*INPUT FOR THIS TASK*
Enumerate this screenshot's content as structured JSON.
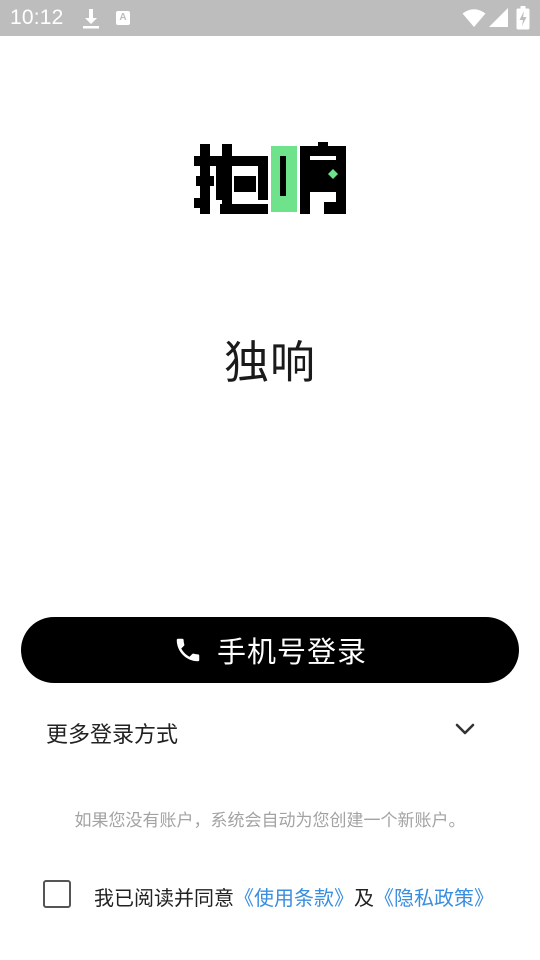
{
  "status_bar": {
    "time": "10:12",
    "icons": [
      "download-icon",
      "a-notification-icon",
      "wifi-icon",
      "cellular-signal-icon",
      "battery-charging-icon"
    ]
  },
  "app": {
    "name": "独响",
    "logo_accent_color": "#6fe38c"
  },
  "login": {
    "phone_button_label": "手机号登录",
    "more_options_label": "更多登录方式",
    "hint": "如果您没有账户，系统会自动为您创建一个新账户。"
  },
  "agreement": {
    "prefix": "我已阅读并同意",
    "terms_link": "《使用条款》",
    "conjunction": "及",
    "privacy_link": "《隐私政策》",
    "checked": false
  },
  "colors": {
    "status_bar": "#bdbdbd",
    "primary_button": "#000000",
    "link": "#3a8ee0",
    "hint_text": "#a3a3a3"
  }
}
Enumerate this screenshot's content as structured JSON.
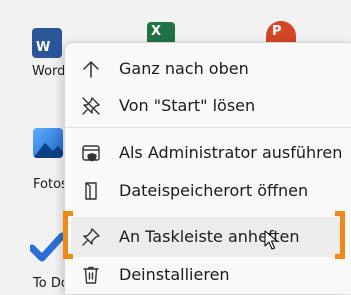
{
  "apps": [
    {
      "label": "Word",
      "icon": "word-icon",
      "letter": "W",
      "color": "#2b579a"
    },
    {
      "label": "",
      "icon": "excel-icon",
      "letter": "X",
      "color": "#217346"
    },
    {
      "label": "",
      "icon": "powerpoint-icon",
      "letter": "P",
      "color": "#d24726"
    },
    {
      "label": "Fotos",
      "icon": "photos-icon",
      "color": "#2a7fd4"
    },
    {
      "label": "To Do",
      "icon": "todo-icon",
      "color": "#2b6fd6"
    }
  ],
  "context_menu": {
    "items": [
      {
        "label": "Ganz nach oben",
        "icon": "arrow-up-icon"
      },
      {
        "label": "Von \"Start\" lösen",
        "icon": "unpin-icon"
      },
      {
        "label": "Als Administrator ausführen",
        "icon": "shield-window-icon"
      },
      {
        "label": "Dateispeicherort öffnen",
        "icon": "folder-location-icon"
      },
      {
        "label": "An Taskleiste anheften",
        "icon": "pin-icon",
        "highlighted": true
      },
      {
        "label": "Deinstallieren",
        "icon": "trash-icon"
      }
    ]
  },
  "colors": {
    "highlight_bracket": "#ef8a17",
    "menu_bg": "#f9f9f9"
  }
}
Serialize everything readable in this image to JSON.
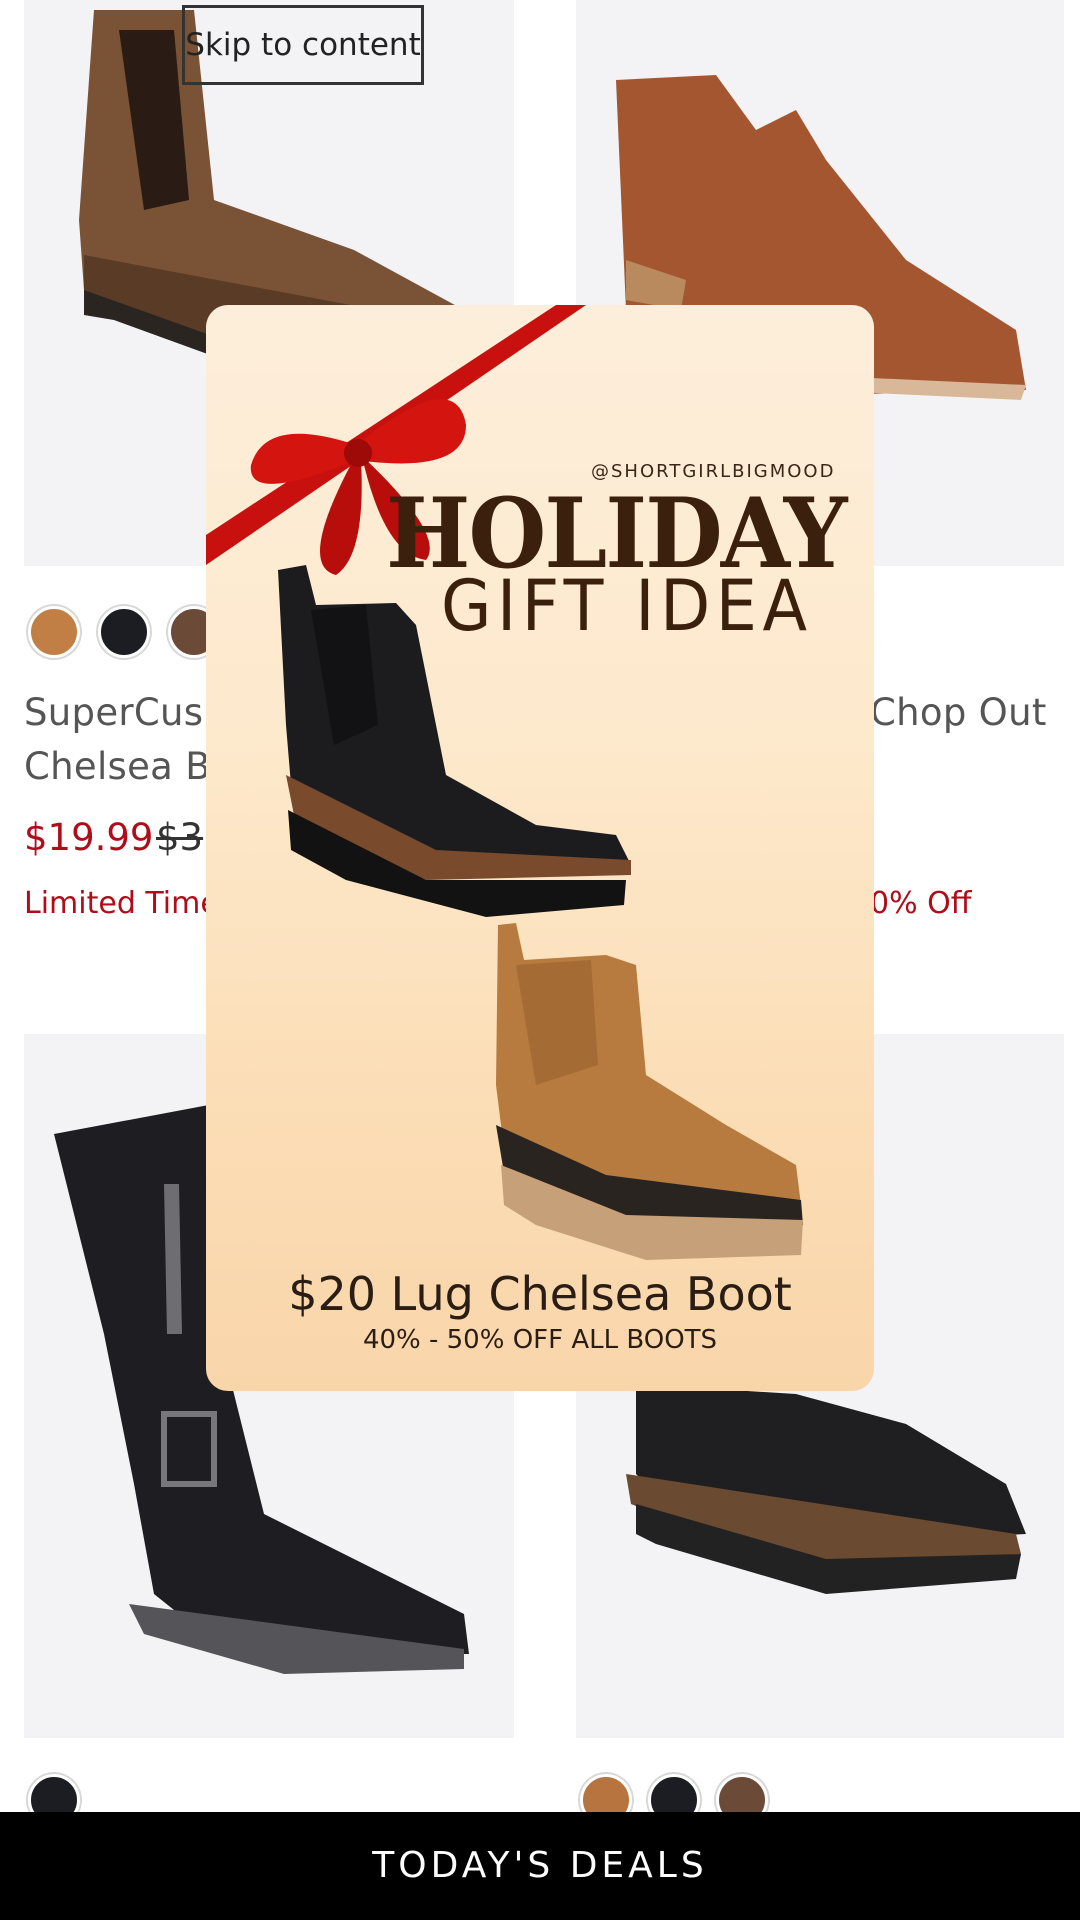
{
  "skip_link": "Skip to content",
  "products": [
    {
      "title_line1": "SuperCush",
      "title_line2": "Chelsea Bo",
      "price": "$19.99",
      "original_price": "$3",
      "promo": "Limited Time",
      "swatches": [
        "#c17f45",
        "#1c1d22",
        "#6b4a37"
      ]
    },
    {
      "title_line1": "Chop Out",
      "promo": "0% Off"
    },
    {
      "swatches": [
        "#1c1d22"
      ]
    },
    {
      "swatches": [
        "#b8743e",
        "#1c1d22",
        "#6b4a37"
      ]
    }
  ],
  "promo_card": {
    "handle": "@SHORTGIRLBIGMOOD",
    "headline": "HOLIDAY",
    "subheadline": "GIFT IDEA",
    "deal_title": "$20 Lug Chelsea Boot",
    "deal_subtitle": "40% - 50% OFF ALL BOOTS"
  },
  "bottom_bar": {
    "label": "TODAY'S DEALS"
  },
  "colors": {
    "sale_red": "#b00d1b",
    "card_bg": "#fde9cc",
    "headline_brown": "#3b200d",
    "bar_bg": "#000000"
  }
}
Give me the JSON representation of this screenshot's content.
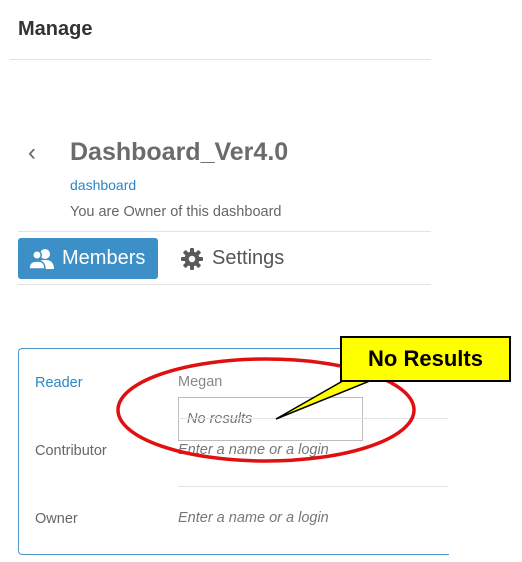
{
  "header": {
    "title": "Manage"
  },
  "dashboard": {
    "back_label": "‹",
    "title": "Dashboard_Ver4.0",
    "link_text": "dashboard",
    "ownership_note": "You are Owner of this dashboard"
  },
  "tabs": [
    {
      "label": "Members",
      "icon": "users-icon",
      "active": true
    },
    {
      "label": "Settings",
      "icon": "gear-icon",
      "active": false
    }
  ],
  "roles": {
    "reader": {
      "label": "Reader",
      "value": "Megan",
      "dropdown_text": "No results"
    },
    "contributor": {
      "label": "Contributor",
      "placeholder": "Enter a name or a login"
    },
    "owner": {
      "label": "Owner",
      "placeholder": "Enter a name or a login"
    }
  },
  "annotation": {
    "callout_text": "No Results",
    "callout_color": "#ffff00",
    "ellipse_color": "#e01010"
  },
  "colors": {
    "accent": "#3d8fc8",
    "link": "#2b86c5"
  }
}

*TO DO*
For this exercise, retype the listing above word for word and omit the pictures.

*ANSWER FOR THIS EXERCISE*
Enumerate this screenshot's content as structured JSON.
{
  "status_bar": {
    "time": "10:12",
    "icons": [
      "download-icon",
      "a-notification-icon",
      "wifi-icon",
      "cellular-signal-icon",
      "battery-charging-icon"
    ]
  },
  "app": {
    "name": "独响",
    "logo_accent_color": "#6fe38c"
  },
  "login": {
    "phone_button_label": "手机号登录",
    "more_options_label": "更多登录方式",
    "hint": "如果您没有账户，系统会自动为您创建一个新账户。"
  },
  "agreement": {
    "prefix": "我已阅读并同意",
    "terms_link": "《使用条款》",
    "conjunction": "及",
    "privacy_link": "《隐私政策》",
    "checked": false
  },
  "colors": {
    "status_bar": "#bdbdbd",
    "primary_button": "#000000",
    "link": "#3a8ee0",
    "hint_text": "#a3a3a3"
  }
}
Enumerate this screenshot's content as structured JSON.
{
  "apps": [
    {
      "label": "Word",
      "icon": "word-icon",
      "letter": "W",
      "color": "#2b579a"
    },
    {
      "label": "",
      "icon": "excel-icon",
      "letter": "X",
      "color": "#217346"
    },
    {
      "label": "",
      "icon": "powerpoint-icon",
      "letter": "P",
      "color": "#d24726"
    },
    {
      "label": "Fotos",
      "icon": "photos-icon",
      "color": "#2a7fd4"
    },
    {
      "label": "To Do",
      "icon": "todo-icon",
      "color": "#2b6fd6"
    }
  ],
  "context_menu": {
    "items": [
      {
        "label": "Ganz nach oben",
        "icon": "arrow-up-icon"
      },
      {
        "label": "Von \"Start\" lösen",
        "icon": "unpin-icon"
      },
      {
        "label": "Als Administrator ausführen",
        "icon": "shield-window-icon"
      },
      {
        "label": "Dateispeicherort öffnen",
        "icon": "folder-location-icon"
      },
      {
        "label": "An Taskleiste anheften",
        "icon": "pin-icon",
        "highlighted": true
      },
      {
        "label": "Deinstallieren",
        "icon": "trash-icon"
      }
    ]
  },
  "colors": {
    "highlight_bracket": "#ef8a17",
    "menu_bg": "#f9f9f9"
  }
}
Serialize everything readable in this image to JSON.
{
  "skip_link": "Skip to content",
  "products": [
    {
      "title_line1": "SuperCush",
      "title_line2": "Chelsea Bo",
      "price": "$19.99",
      "original_price": "$3",
      "promo": "Limited Time",
      "swatches": [
        "#c17f45",
        "#1c1d22",
        "#6b4a37"
      ]
    },
    {
      "title_line1": "Chop Out",
      "promo": "0% Off"
    },
    {
      "swatches": [
        "#1c1d22"
      ]
    },
    {
      "swatches": [
        "#b8743e",
        "#1c1d22",
        "#6b4a37"
      ]
    }
  ],
  "promo_card": {
    "handle": "@SHORTGIRLBIGMOOD",
    "headline": "HOLIDAY",
    "subheadline": "GIFT IDEA",
    "deal_title": "$20 Lug Chelsea Boot",
    "deal_subtitle": "40% - 50% OFF ALL BOOTS"
  },
  "bottom_bar": {
    "label": "TODAY'S DEALS"
  },
  "colors": {
    "sale_red": "#b00d1b",
    "card_bg": "#fde9cc",
    "headline_brown": "#3b200d",
    "bar_bg": "#000000"
  }
}
Give me the JSON representation of this screenshot's content.
{
  "header": {
    "title": "Manage"
  },
  "dashboard": {
    "back_label": "‹",
    "title": "Dashboard_Ver4.0",
    "link_text": "dashboard",
    "ownership_note": "You are Owner of this dashboard"
  },
  "tabs": [
    {
      "label": "Members",
      "icon": "users-icon",
      "active": true
    },
    {
      "label": "Settings",
      "icon": "gear-icon",
      "active": false
    }
  ],
  "roles": {
    "reader": {
      "label": "Reader",
      "value": "Megan",
      "dropdown_text": "No results"
    },
    "contributor": {
      "label": "Contributor",
      "placeholder": "Enter a name or a login"
    },
    "owner": {
      "label": "Owner",
      "placeholder": "Enter a name or a login"
    }
  },
  "annotation": {
    "callout_text": "No Results",
    "callout_color": "#ffff00",
    "ellipse_color": "#e01010"
  },
  "colors": {
    "accent": "#3d8fc8",
    "link": "#2b86c5"
  }
}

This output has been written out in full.